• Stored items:

*****

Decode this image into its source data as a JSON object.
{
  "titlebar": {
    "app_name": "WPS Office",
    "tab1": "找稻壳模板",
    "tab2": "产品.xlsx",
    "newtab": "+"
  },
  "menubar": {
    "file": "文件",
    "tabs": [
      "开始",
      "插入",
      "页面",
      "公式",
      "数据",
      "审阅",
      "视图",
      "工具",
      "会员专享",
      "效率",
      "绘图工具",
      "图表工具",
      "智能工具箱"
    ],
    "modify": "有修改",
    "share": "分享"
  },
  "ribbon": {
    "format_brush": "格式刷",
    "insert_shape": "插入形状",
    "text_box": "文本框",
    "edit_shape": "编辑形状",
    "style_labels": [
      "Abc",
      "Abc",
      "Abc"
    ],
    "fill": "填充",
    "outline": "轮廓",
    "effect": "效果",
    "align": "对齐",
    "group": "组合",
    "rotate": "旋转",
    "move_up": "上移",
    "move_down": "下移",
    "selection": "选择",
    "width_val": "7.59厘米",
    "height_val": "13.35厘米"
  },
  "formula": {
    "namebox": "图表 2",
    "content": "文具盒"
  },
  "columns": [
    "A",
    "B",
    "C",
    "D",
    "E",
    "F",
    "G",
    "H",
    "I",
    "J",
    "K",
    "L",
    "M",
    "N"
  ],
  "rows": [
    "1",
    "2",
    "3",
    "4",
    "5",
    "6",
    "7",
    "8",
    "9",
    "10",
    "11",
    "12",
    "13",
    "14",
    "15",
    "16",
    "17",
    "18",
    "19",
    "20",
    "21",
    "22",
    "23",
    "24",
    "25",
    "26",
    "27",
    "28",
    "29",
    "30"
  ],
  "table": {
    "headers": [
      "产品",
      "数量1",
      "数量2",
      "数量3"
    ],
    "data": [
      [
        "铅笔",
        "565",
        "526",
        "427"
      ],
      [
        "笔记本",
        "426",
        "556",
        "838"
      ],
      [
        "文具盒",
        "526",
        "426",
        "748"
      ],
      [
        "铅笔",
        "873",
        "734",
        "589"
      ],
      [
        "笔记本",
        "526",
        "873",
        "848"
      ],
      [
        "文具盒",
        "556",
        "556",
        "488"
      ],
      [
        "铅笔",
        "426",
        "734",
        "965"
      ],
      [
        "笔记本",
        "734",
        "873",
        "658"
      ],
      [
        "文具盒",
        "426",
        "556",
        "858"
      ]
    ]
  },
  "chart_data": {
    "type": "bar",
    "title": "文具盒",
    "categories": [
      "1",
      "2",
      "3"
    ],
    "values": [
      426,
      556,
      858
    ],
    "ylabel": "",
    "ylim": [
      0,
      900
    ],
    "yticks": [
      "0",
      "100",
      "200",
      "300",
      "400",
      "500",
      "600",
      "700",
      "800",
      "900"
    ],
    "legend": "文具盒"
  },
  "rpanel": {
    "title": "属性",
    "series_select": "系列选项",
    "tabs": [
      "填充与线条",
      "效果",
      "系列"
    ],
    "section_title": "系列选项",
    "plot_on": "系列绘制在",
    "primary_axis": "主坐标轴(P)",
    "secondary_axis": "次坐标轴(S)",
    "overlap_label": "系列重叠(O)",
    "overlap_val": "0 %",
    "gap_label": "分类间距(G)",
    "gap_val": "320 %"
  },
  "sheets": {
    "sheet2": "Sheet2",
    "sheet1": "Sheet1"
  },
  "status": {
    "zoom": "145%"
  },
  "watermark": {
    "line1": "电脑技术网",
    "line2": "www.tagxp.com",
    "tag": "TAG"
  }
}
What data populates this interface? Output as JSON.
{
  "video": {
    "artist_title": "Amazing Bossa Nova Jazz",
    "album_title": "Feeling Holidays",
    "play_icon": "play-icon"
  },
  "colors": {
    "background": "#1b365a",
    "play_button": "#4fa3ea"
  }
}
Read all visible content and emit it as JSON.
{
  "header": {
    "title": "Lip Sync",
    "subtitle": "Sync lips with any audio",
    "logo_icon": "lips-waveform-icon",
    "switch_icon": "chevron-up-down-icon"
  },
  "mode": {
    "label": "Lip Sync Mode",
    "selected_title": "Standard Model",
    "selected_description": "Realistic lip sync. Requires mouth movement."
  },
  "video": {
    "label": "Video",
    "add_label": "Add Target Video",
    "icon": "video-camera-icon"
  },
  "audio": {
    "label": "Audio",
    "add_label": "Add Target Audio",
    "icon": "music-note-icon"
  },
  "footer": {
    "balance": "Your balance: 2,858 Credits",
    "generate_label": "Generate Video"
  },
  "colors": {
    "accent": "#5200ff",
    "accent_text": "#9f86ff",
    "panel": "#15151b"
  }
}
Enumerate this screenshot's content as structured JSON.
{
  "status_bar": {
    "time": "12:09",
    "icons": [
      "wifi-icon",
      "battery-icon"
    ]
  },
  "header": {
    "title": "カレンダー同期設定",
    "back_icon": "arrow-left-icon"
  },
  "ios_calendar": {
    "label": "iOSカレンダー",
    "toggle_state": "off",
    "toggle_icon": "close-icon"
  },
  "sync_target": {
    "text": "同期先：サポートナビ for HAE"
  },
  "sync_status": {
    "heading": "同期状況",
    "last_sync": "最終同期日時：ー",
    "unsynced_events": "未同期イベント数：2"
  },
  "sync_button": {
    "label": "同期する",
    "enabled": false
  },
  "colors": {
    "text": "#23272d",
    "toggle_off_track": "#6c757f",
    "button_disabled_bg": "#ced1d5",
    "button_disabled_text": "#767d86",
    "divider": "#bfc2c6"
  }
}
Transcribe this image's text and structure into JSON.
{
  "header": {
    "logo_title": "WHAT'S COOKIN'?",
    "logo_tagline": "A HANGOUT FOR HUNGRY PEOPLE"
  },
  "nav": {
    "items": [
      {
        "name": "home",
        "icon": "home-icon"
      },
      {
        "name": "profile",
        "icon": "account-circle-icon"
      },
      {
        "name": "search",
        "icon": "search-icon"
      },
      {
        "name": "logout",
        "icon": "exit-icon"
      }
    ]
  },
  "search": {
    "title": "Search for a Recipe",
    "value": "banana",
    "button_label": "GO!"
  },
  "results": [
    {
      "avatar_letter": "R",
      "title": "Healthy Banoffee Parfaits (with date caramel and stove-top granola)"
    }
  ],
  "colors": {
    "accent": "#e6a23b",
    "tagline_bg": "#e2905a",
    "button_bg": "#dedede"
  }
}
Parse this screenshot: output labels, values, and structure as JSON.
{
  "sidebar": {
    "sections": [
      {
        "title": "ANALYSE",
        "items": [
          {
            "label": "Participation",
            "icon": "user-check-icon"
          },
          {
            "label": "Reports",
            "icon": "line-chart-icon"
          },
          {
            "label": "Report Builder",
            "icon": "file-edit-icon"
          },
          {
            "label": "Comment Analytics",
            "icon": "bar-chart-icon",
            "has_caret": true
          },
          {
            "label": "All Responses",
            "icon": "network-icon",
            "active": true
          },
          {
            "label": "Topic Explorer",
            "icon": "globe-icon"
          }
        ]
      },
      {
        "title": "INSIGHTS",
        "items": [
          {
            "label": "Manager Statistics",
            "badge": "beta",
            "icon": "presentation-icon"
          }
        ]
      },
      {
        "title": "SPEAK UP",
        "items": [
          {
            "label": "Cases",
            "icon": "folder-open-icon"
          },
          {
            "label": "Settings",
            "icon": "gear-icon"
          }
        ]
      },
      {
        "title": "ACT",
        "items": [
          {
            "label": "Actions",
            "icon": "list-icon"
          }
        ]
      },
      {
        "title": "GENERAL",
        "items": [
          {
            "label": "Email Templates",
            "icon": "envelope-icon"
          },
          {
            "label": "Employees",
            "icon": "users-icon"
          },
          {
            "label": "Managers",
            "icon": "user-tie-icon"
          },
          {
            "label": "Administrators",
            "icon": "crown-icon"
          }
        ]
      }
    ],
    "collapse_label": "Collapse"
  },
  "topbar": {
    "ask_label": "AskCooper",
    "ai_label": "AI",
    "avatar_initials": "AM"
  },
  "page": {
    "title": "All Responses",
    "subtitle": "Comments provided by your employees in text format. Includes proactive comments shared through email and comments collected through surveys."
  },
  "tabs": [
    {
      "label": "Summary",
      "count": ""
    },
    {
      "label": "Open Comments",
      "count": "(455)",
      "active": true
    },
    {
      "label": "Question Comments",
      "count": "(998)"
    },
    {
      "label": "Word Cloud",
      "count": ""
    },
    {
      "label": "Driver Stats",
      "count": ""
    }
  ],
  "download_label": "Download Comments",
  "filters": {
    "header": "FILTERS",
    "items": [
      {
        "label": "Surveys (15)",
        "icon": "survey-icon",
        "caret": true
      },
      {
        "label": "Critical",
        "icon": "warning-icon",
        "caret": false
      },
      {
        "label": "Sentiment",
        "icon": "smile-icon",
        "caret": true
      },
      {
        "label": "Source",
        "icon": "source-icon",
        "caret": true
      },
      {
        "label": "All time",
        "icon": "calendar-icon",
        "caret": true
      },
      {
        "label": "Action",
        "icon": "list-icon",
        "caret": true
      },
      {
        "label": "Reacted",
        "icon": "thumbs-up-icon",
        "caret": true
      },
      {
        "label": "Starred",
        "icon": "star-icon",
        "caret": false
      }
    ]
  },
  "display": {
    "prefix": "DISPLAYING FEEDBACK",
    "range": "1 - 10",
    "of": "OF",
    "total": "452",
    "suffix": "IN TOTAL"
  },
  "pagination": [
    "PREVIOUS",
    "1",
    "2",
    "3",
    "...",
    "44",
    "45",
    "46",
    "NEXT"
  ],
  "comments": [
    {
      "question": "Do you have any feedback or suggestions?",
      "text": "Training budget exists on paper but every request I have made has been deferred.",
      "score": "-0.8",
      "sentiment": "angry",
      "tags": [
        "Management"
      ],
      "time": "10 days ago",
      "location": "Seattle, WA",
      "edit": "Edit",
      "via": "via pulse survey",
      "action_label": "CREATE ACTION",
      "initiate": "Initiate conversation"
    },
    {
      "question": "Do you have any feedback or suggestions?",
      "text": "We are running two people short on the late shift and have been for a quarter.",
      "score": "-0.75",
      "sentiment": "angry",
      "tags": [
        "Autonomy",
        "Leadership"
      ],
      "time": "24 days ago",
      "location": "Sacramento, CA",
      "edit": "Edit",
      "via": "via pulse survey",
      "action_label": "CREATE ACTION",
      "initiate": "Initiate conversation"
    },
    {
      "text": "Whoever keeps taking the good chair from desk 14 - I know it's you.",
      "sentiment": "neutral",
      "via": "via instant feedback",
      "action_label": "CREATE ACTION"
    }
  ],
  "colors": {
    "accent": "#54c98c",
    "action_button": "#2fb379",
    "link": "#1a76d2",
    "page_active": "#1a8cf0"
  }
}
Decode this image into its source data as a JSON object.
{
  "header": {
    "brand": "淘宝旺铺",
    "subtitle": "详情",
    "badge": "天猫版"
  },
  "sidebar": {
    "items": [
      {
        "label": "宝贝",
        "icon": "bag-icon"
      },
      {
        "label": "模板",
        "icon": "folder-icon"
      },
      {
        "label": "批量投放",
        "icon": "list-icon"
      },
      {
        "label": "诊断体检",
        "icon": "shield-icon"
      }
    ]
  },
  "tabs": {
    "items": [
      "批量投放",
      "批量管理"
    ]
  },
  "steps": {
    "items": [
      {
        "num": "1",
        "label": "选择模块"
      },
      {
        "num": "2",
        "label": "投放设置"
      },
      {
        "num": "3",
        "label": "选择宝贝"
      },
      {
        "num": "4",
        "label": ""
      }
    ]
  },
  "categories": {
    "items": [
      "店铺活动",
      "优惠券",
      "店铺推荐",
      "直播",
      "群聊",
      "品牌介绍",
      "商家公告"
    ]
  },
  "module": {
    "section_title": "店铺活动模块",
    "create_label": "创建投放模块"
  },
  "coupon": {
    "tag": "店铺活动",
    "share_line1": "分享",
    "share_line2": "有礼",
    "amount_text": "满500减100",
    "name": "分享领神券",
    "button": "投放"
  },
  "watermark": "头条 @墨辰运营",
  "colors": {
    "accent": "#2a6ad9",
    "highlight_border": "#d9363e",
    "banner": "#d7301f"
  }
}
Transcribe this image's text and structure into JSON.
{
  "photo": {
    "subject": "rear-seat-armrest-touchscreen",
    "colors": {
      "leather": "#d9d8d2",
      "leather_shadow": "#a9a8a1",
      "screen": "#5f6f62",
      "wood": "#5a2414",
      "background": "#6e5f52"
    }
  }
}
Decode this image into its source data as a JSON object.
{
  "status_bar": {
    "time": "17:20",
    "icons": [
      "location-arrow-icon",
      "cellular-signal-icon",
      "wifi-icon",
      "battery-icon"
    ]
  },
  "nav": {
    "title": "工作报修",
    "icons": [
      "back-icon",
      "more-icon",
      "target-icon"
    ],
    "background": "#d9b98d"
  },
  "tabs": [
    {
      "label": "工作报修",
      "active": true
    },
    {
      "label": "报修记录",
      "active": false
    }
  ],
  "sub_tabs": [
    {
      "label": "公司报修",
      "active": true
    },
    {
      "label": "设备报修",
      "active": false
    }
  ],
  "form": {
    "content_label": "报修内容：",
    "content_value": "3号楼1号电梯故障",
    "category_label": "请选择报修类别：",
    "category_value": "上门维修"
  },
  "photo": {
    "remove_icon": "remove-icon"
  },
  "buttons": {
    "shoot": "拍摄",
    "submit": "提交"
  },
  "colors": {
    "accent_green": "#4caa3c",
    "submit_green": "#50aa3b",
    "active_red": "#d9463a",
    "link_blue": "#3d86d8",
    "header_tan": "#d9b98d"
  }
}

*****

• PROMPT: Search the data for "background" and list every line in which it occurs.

• ANSWER:
    "background": "#1b365a",
      "background": "#6e5f52"
    "background": "#d9b98d"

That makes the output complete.